PROMPT: Leaving out every image, restate all the records word for word.

Content starts

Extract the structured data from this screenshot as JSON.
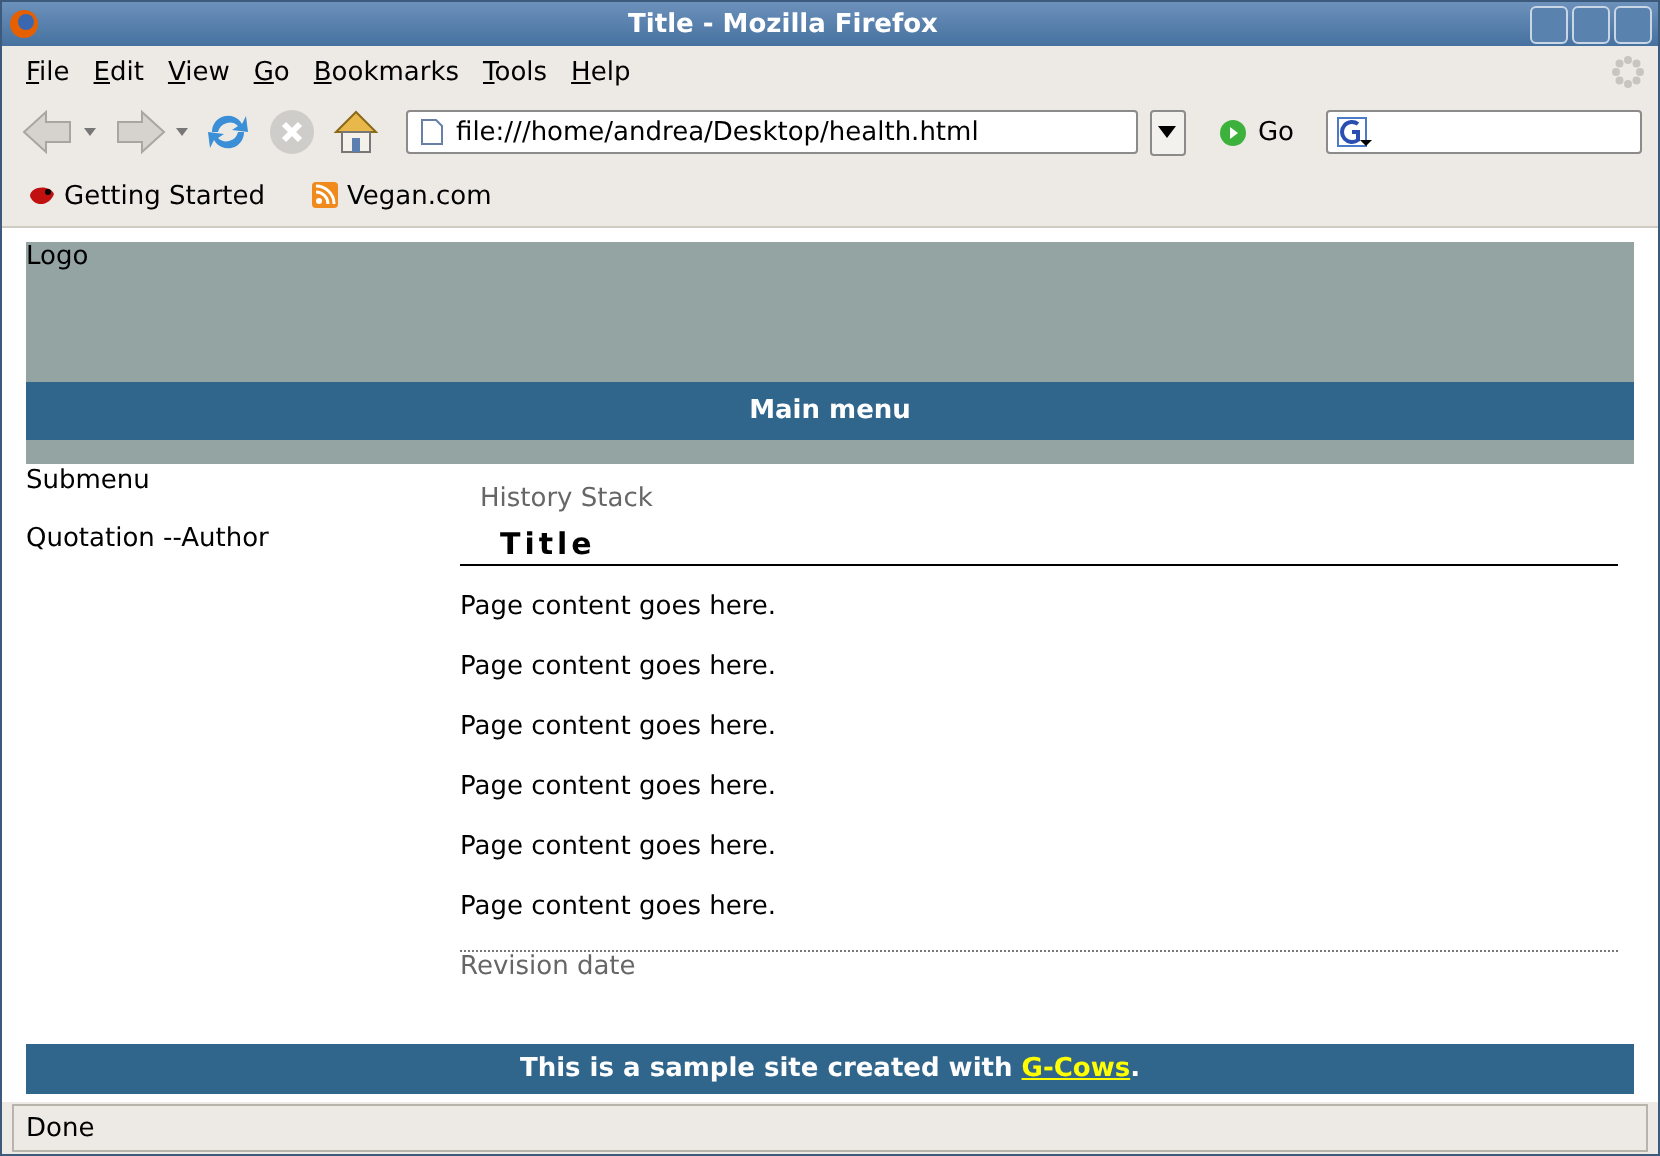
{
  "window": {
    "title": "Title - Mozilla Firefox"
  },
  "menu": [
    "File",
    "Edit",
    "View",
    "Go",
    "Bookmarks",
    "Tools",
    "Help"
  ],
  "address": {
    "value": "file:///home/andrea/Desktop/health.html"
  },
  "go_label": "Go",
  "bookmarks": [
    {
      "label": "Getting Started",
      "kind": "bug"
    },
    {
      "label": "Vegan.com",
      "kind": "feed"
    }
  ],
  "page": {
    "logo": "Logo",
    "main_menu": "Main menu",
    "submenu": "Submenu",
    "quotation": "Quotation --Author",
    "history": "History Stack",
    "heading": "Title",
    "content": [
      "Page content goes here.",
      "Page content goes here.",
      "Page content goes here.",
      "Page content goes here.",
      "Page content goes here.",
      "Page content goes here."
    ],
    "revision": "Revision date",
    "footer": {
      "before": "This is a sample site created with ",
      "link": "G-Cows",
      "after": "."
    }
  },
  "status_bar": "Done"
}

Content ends

SOLUTION:
Extract the structured data from this screenshot as JSON.
{
  "window": {
    "title": "Title - Mozilla Firefox"
  },
  "menu": [
    "File",
    "Edit",
    "View",
    "Go",
    "Bookmarks",
    "Tools",
    "Help"
  ],
  "address": {
    "value": "file:///home/andrea/Desktop/health.html"
  },
  "go_label": "Go",
  "bookmarks": [
    {
      "label": "Getting Started",
      "kind": "bug"
    },
    {
      "label": "Vegan.com",
      "kind": "feed"
    }
  ],
  "page": {
    "logo": "Logo",
    "main_menu": "Main menu",
    "submenu": "Submenu",
    "quotation": "Quotation --Author",
    "history": "History Stack",
    "heading": "Title",
    "content": [
      "Page content goes here.",
      "Page content goes here.",
      "Page content goes here.",
      "Page content goes here.",
      "Page content goes here.",
      "Page content goes here."
    ],
    "revision": "Revision date",
    "footer": {
      "before": "This is a sample site created with ",
      "link": "G-Cows",
      "after": "."
    }
  },
  "status_bar": "Done"
}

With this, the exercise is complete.